Alfie’s a Cub-Scout and part of what he does as a Cub is fundraise for the organisation. That’s not a taxing task as there’s actually only one fundraiser a year and it’s the sale of Christmas trees. Last year was the first year Alfie and I assisted the Scouts by standing in a prominent place in our community and selling the trees. And we loved it.
This year Alfie and I drew the short-straw and had to be there at 5am to help unload the trees off the truck. Love an early start! Unfortunately I have a condition where if I have to be up early I wake about two hours before my alarm and then lie there getting worked up about how much sleep I’m missing out on.
On Saturday morning I woke when it was still pitch-black and I checked the time and saw it was only 3.30am. Unbelievable. I lay there until 4am and knowing there was no way I’d fall back to sleep I went down to the kitchen and started decorating a few more Christmas cakes. May as well be productive.
I woke Alfie at the last possible moment and after a juice we headed outside and walked to the place where the scouts have been selling the trees for many, many years. The trees had been cut down at 2am and then loaded onto a truck and driven from the Southern Highlands to Sydney. The truck had already arrived at its destination and was being unloaded. Alfie and I rushed to help the unloading of the remaining 150 trees.
The sale of the Christmas trees is well advertised and well known so we made our first sale before 6.30am. Some people rise early – I might be up at that time but certainly not ready to leave the house.
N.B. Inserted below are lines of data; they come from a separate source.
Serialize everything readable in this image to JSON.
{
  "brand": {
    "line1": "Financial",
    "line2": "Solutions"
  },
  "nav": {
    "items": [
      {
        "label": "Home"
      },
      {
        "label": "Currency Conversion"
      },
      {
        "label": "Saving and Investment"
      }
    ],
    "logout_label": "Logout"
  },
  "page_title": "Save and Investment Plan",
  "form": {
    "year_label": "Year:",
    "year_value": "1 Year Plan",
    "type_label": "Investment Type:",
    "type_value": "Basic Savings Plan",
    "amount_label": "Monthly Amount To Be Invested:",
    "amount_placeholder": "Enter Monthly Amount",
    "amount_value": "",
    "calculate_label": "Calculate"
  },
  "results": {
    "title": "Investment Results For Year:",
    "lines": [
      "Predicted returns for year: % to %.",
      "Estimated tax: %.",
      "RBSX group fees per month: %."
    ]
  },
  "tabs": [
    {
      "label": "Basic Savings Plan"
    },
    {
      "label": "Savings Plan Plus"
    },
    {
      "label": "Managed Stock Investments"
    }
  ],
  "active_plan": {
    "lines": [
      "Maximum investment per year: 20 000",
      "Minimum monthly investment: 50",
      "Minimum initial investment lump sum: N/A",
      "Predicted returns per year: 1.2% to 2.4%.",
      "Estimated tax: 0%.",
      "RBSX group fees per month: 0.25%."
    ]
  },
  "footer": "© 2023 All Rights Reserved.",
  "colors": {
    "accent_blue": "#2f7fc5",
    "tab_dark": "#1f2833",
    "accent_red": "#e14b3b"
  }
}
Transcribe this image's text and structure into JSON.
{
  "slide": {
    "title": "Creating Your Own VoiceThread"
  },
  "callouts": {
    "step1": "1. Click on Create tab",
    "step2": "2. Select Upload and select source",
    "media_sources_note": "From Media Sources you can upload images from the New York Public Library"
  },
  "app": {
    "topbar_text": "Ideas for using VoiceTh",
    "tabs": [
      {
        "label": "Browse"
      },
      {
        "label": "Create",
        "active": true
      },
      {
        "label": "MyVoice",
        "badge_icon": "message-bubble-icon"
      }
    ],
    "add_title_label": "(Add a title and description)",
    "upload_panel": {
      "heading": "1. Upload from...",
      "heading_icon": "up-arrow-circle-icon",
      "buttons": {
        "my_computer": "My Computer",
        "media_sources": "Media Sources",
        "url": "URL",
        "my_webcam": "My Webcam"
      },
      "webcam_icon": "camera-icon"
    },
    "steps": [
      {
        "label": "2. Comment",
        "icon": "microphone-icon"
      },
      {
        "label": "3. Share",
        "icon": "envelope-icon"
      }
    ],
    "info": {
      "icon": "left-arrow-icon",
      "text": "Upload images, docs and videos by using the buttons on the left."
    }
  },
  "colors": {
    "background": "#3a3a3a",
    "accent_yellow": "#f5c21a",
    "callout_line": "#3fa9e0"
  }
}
It wasn’t all that warm and before the rush I went across the road and bought us a bacon and egg roll and a couple of hot chocolates. Of course Alfie was saying, ‘I don’t want anything’ but I bought him some breakfast anyway.
By 8am we were run off our feet by the friendliest and most lovely people who thanked us for what we were doing for the Scouts and often paid over and above the asking price as they said the money was going to a very good cause. Everyone arrived with smiles and wished us a Merry Christmas and it was a special time of feeling very much a part of a community.
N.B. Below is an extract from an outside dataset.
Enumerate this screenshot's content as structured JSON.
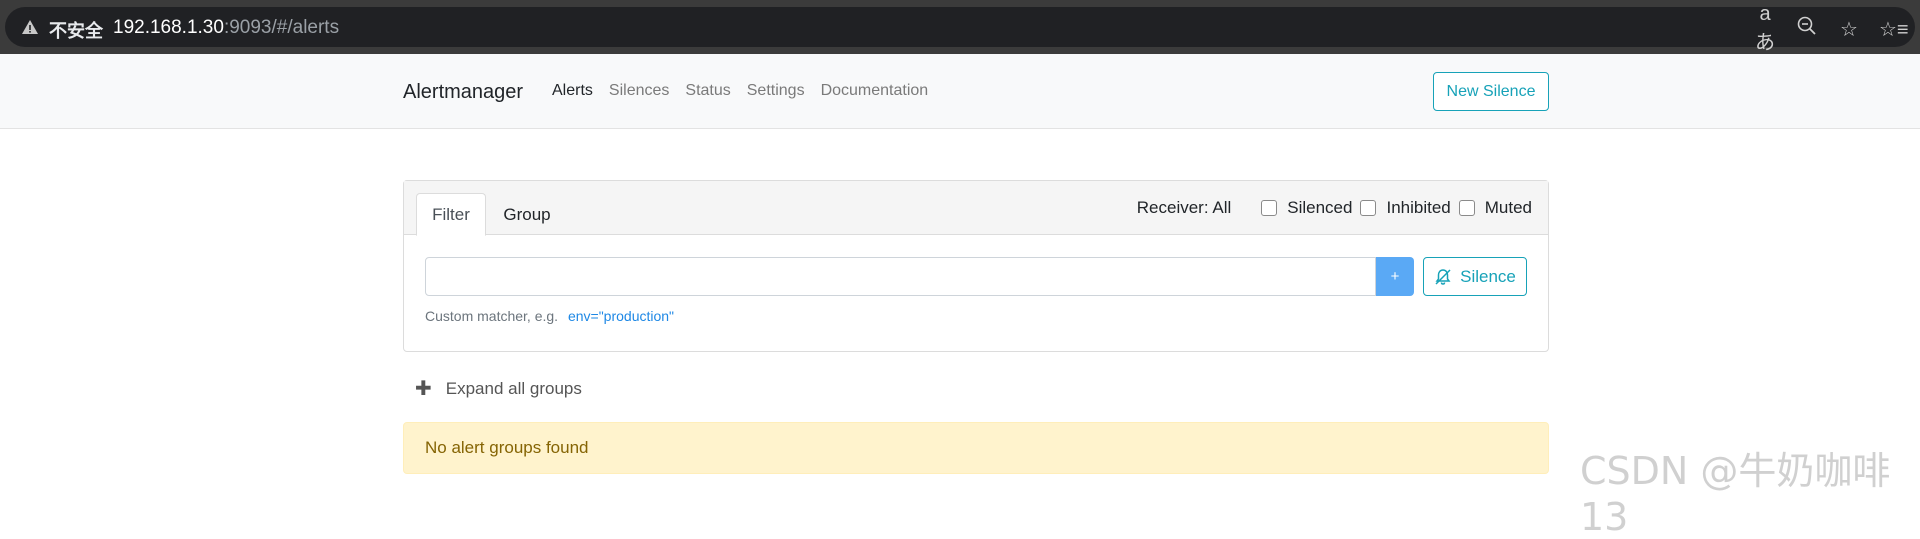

Unfortunately, there’s always one person who behaves in the opposite way. I saw a young couple with a baby looking at the trees and so I went up to them with a smile and asked, ‘Can I help you?’
And the man looked at me with a glare and replied, ‘Well do you have any expertise?’
I was slightly flawed by his response but launched into a spiel saying, ‘The trees you’re looking at have been discounted because they were cut down last week, however, if you saw off some of the trunk and give the tree a big drink it will come right’.
‘So are you saying the tree will be dead before Christmas?’ he demanded.
‘No, with a bit of care it should last until the New Year’.
‘Well then that’s all you needed to say’. And then he spoke to his wife as rudely as he was speaking to me so I just backed up and let him choose a tree without any of my ‘expertise’.
But it would be wrong to focus on that one chap who needed a swift kick of Christmas spirit because everyone else appreciated that we’re all just volunteers trying to help out one of the world’s best and most successful organisations and doing it with or without ‘expertise’.
After seven hours of selling trees (where we sold our entire shipment plus extras that were delivered later), our shift was relieved by the afternoon replacements. It had been a great experience and Alfie loved his volunteering. We headed home to decorate our own Christmas tree.
And tonight I was at a pub watching a band perform. I saw a couple walk in with their two-year old daughter and a newborn baby. I went over to their table and said, ‘So how’s your Christmas tree?’ She looked at me kind of shocked and then recognition spread across her face and she said, ‘Oh, you sold me our tree!
We laughed about the coincidence and she told me how delighted she is with her purchase.
The whole experience was positive and Alfie and I had a very worthwhile day being swept up with the Christmas spirit that spread amongst our community.